Material supplied below:

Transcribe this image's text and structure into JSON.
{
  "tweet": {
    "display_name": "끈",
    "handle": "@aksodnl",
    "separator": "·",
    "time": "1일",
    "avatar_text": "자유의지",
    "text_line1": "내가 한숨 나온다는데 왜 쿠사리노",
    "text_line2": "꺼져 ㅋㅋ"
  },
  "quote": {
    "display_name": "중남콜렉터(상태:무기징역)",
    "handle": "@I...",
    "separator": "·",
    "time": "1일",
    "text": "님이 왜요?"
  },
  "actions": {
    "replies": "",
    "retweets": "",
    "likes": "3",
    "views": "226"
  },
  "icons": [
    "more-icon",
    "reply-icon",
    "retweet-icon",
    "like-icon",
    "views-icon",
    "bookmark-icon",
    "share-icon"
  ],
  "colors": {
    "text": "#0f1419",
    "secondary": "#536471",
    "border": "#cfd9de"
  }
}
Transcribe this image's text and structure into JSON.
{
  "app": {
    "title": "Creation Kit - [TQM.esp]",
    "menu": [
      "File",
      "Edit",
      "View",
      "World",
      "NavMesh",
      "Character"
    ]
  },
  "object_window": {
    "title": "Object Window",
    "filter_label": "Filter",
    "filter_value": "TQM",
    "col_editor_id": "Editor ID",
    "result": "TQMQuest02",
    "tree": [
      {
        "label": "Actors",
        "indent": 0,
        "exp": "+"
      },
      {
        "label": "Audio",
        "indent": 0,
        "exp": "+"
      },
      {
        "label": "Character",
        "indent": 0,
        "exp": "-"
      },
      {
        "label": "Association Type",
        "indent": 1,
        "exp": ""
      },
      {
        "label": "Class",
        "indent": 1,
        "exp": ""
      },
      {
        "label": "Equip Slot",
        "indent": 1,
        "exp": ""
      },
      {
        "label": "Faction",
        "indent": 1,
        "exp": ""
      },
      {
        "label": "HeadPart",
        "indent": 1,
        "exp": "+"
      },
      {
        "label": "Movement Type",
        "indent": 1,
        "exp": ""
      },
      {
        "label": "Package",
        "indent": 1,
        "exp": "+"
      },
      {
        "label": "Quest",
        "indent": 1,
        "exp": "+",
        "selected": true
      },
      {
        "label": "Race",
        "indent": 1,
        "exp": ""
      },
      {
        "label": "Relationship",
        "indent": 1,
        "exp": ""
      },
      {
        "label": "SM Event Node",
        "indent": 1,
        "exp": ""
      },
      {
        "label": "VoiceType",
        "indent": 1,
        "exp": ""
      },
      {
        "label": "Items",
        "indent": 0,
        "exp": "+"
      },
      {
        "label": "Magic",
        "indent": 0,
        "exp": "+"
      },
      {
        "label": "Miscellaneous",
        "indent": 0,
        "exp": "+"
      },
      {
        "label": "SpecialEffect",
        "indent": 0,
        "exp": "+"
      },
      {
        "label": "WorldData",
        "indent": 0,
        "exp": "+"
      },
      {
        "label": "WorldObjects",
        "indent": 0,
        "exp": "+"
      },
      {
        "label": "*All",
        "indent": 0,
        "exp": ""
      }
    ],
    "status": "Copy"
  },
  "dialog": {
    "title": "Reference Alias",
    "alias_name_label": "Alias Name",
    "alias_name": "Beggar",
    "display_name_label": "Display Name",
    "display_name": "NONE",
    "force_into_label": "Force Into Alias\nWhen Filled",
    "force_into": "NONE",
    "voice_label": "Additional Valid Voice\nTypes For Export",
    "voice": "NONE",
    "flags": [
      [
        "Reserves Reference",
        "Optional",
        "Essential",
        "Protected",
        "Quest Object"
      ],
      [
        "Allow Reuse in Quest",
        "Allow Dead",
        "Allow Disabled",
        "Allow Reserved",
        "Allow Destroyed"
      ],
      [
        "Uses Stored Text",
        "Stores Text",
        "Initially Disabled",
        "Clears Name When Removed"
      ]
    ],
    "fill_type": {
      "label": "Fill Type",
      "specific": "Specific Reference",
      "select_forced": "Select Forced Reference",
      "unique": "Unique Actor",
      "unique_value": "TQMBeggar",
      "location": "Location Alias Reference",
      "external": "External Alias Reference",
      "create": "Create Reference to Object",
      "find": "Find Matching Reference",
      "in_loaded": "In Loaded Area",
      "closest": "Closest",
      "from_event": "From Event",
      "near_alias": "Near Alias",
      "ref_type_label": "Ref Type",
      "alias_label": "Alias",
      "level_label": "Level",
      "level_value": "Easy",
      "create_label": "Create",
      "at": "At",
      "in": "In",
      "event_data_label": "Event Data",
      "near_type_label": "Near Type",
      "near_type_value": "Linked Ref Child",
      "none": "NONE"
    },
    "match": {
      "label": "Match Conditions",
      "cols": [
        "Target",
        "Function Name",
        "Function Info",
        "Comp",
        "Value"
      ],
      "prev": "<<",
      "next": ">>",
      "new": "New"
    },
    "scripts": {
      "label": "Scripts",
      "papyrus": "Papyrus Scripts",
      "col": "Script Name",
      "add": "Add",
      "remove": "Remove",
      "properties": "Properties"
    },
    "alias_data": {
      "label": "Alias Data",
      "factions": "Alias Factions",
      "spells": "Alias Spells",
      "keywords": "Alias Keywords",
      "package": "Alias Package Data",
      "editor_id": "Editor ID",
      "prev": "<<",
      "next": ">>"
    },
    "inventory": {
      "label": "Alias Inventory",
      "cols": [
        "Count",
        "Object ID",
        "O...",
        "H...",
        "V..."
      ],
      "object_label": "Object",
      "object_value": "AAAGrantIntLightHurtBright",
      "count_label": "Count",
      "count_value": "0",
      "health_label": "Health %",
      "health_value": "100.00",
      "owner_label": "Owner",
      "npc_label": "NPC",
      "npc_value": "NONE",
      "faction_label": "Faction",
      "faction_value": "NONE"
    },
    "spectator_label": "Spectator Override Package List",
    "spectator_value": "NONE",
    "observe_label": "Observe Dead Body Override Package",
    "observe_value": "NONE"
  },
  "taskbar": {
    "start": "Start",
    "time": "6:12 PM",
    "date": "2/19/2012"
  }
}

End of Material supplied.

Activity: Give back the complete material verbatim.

Exercise output:
Transcribe this image's text and structure into JSON.
{
  "tweet": {
    "display_name": "끈",
    "handle": "@aksodnl",
    "separator": "·",
    "time": "1일",
    "avatar_text": "자유의지",
    "text_line1": "내가 한숨 나온다는데 왜 쿠사리노",
    "text_line2": "꺼져 ㅋㅋ"
  },
  "quote": {
    "display_name": "중남콜렉터(상태:무기징역)",
    "handle": "@I...",
    "separator": "·",
    "time": "1일",
    "text": "님이 왜요?"
  },
  "actions": {
    "replies": "",
    "retweets": "",
    "likes": "3",
    "views": "226"
  },
  "icons": [
    "more-icon",
    "reply-icon",
    "retweet-icon",
    "like-icon",
    "views-icon",
    "bookmark-icon",
    "share-icon"
  ],
  "colors": {
    "text": "#0f1419",
    "secondary": "#536471",
    "border": "#cfd9de"
  }
}
Transcribe this image's text and structure into JSON.
{
  "app": {
    "title": "Creation Kit - [TQM.esp]",
    "menu": [
      "File",
      "Edit",
      "View",
      "World",
      "NavMesh",
      "Character"
    ]
  },
  "object_window": {
    "title": "Object Window",
    "filter_label": "Filter",
    "filter_value": "TQM",
    "col_editor_id": "Editor ID",
    "result": "TQMQuest02",
    "tree": [
      {
        "label": "Actors",
        "indent": 0,
        "exp": "+"
      },
      {
        "label": "Audio",
        "indent": 0,
        "exp": "+"
      },
      {
        "label": "Character",
        "indent": 0,
        "exp": "-"
      },
      {
        "label": "Association Type",
        "indent": 1,
        "exp": ""
      },
      {
        "label": "Class",
        "indent": 1,
        "exp": ""
      },
      {
        "label": "Equip Slot",
        "indent": 1,
        "exp": ""
      },
      {
        "label": "Faction",
        "indent": 1,
        "exp": ""
      },
      {
        "label": "HeadPart",
        "indent": 1,
        "exp": "+"
      },
      {
        "label": "Movement Type",
        "indent": 1,
        "exp": ""
      },
      {
        "label": "Package",
        "indent": 1,
        "exp": "+"
      },
      {
        "label": "Quest",
        "indent": 1,
        "exp": "+",
        "selected": true
      },
      {
        "label": "Race",
        "indent": 1,
        "exp": ""
      },
      {
        "label": "Relationship",
        "indent": 1,
        "exp": ""
      },
      {
        "label": "SM Event Node",
        "indent": 1,
        "exp": ""
      },
      {
        "label": "VoiceType",
        "indent": 1,
        "exp": ""
      },
      {
        "label": "Items",
        "indent": 0,
        "exp": "+"
      },
      {
        "label": "Magic",
        "indent": 0,
        "exp": "+"
      },
      {
        "label": "Miscellaneous",
        "indent": 0,
        "exp": "+"
      },
      {
        "label": "SpecialEffect",
        "indent": 0,
        "exp": "+"
      },
      {
        "label": "WorldData",
        "indent": 0,
        "exp": "+"
      },
      {
        "label": "WorldObjects",
        "indent": 0,
        "exp": "+"
      },
      {
        "label": "*All",
        "indent": 0,
        "exp": ""
      }
    ],
    "status": "Copy"
  },
  "dialog": {
    "title": "Reference Alias",
    "alias_name_label": "Alias Name",
    "alias_name": "Beggar",
    "display_name_label": "Display Name",
    "display_name": "NONE",
    "force_into_label": "Force Into Alias\nWhen Filled",
    "force_into": "NONE",
    "voice_label": "Additional Valid Voice\nTypes For Export",
    "voice": "NONE",
    "flags": [
      [
        "Reserves Reference",
        "Optional",
        "Essential",
        "Protected",
        "Quest Object"
      ],
      [
        "Allow Reuse in Quest",
        "Allow Dead",
        "Allow Disabled",
        "Allow Reserved",
        "Allow Destroyed"
      ],
      [
        "Uses Stored Text",
        "Stores Text",
        "Initially Disabled",
        "Clears Name When Removed"
      ]
    ],
    "fill_type": {
      "label": "Fill Type",
      "specific": "Specific Reference",
      "select_forced": "Select Forced Reference",
      "unique": "Unique Actor",
      "unique_value": "TQMBeggar",
      "location": "Location Alias Reference",
      "external": "External Alias Reference",
      "create": "Create Reference to Object",
      "find": "Find Matching Reference",
      "in_loaded": "In Loaded Area",
      "closest": "Closest",
      "from_event": "From Event",
      "near_alias": "Near Alias",
      "ref_type_label": "Ref Type",
      "alias_label": "Alias",
      "level_label": "Level",
      "level_value": "Easy",
      "create_label": "Create",
      "at": "At",
      "in": "In",
      "event_data_label": "Event Data",
      "near_type_label": "Near Type",
      "near_type_value": "Linked Ref Child",
      "none": "NONE"
    },
    "match": {
      "label": "Match Conditions",
      "cols": [
        "Target",
        "Function Name",
        "Function Info",
        "Comp",
        "Value"
      ],
      "prev": "<<",
      "next": ">>",
      "new": "New"
    },
    "scripts": {
      "label": "Scripts",
      "papyrus": "Papyrus Scripts",
      "col": "Script Name",
      "add": "Add",
      "remove": "Remove",
      "properties": "Properties"
    },
    "alias_data": {
      "label": "Alias Data",
      "factions": "Alias Factions",
      "spells": "Alias Spells",
      "keywords": "Alias Keywords",
      "package": "Alias Package Data",
      "editor_id": "Editor ID",
      "prev": "<<",
      "next": ">>"
    },
    "inventory": {
      "label": "Alias Inventory",
      "cols": [
        "Count",
        "Object ID",
        "O...",
        "H...",
        "V..."
      ],
      "object_label": "Object",
      "object_value": "AAAGrantIntLightHurtBright",
      "count_label": "Count",
      "count_value": "0",
      "health_label": "Health %",
      "health_value": "100.00",
      "owner_label": "Owner",
      "npc_label": "NPC",
      "npc_value": "NONE",
      "faction_label": "Faction",
      "faction_value": "NONE"
    },
    "spectator_label": "Spectator Override Package List",
    "spectator_value": "NONE",
    "observe_label": "Observe Dead Body Override Package",
    "observe_value": "NONE"
  },
  "taskbar": {
    "start": "Start",
    "time": "6:12 PM",
    "date": "2/19/2012"
  }
}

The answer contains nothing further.